A few more desert days on the way south (ya, there’s LOTS of desert here). I’m driving up a hill and pass a slow moving truck in a no passing zone. When I make it around the corner there’s a police man waiving me over. Here we go… It was a set up. Trucks crawl up this hill and I imagine that they’re always passed by traffic. The police sit at the top of the hill around the bend, with a clear view of the entire scene. This time I definitively broke the law and I tried a new approach. I pulled off the road and dropped the bike (on accident). I pulled off my helmet and moaned that I was tired. I half struggled to pick up the bike and finally got around to making introductions with the police. They proceeded to explain what I did wrong. One man said I was getting a ticket. Then the other man pulled him aside and after some talking (they must have felt bad for me for dropping the bike) they let me go without a ticket!
As I pulled away I heard some loud clunking. Crap, I thought, my transmission is screwed. I take a better look at the bike and notice that it’s not the transmission. The chain is loose, ridiculously loose. So loose that I’m convinced something must have broke (axle, subframe, front sprocket, something). Nope, it’s just crazy loose. I also look at my rear sprocket in detail for the first time. They are both shot, dead. It’s only 30 miles to La Serena so I tighten up my chain and roll on. It’s clicking like crazy and I saw to myself over and over, “just keep going, just keep going” and I eventually make it to La Serena.
The next day in La Serena I stop into Tonino Motorsports and those guys really hooked me up. Without an appointment, I stroll in mid morning and they get working straight away. A new fork seal, new fork oil, new engine oil, air filter cleaning, new chain and sprocket and fixing the heated grips. They even set me up with a FREE set of brake pads as well as a FREE (Chinese) front tire! All finished by the end of the day at a fair price (although parts in Chile are almost double the U.S. price!). Let’s hope this is the last mechanical servicing of the trip.
Old sprocket – very worn!
Tonino Motorsports Crew
South south south and I reach Concon where I stay at a small B&B. The owner is taking care of 3 children displaced from the earthquake. He invites me to dinner and I chat with the kids all evening. It wasn’t until 30 minutes into our conversation that I had to ask them to talk slower so I could understand. Up until then they thought I was Chilean and they are shocked to learn that I’m from the States. It was a fun evening learning about these kids and about the earthquake. I continuously surprise myself with how good my Spanish skills are! Granted, I’m still terrible but I was able to have a conversation for hours. Awesome.
In the morning I head to the Argentina border. On the way I pass lots of women on the side of the road selling food. I’m hungry and curious to see what they have to offer. Dulces (Sweets)! The woman gives me one as a gift and I buy a second. Delicious…

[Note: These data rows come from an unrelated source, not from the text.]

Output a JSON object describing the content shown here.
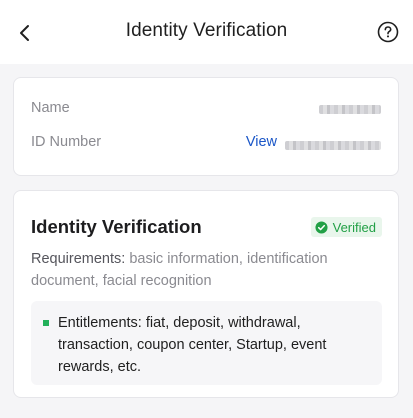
{
  "header": {
    "title": "Identity Verification",
    "back_icon": "chevron-left-icon",
    "help_icon": "question-circle-icon"
  },
  "info": {
    "name_label": "Name",
    "id_label": "ID Number",
    "view_label": "View"
  },
  "verification": {
    "title": "Identity Verification",
    "status": "Verified",
    "status_color": "#22a046",
    "requirements_label": "Requirements:",
    "requirements_text": "basic information, identification document, facial recognition",
    "entitlements_label": "Entitlements:",
    "entitlements_text": "fiat, deposit, withdrawal, transaction, coupon center, Startup, event rewards, etc."
  },
  "colors": {
    "link": "#1a56c7",
    "accent_green": "#22b05a"
  }
}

I climb the stupendous mountainside up to the border. The official asks me if I felt the 7.2 magnitude earthquake that happened just 20 minutes ago. WHAT!?!? I felt nothing and good thing as I was riding up a precariously steep slope with prime rock fall… How do you like these curves?
I’m off to my last new country… #15 – Argentina! Stay tuned.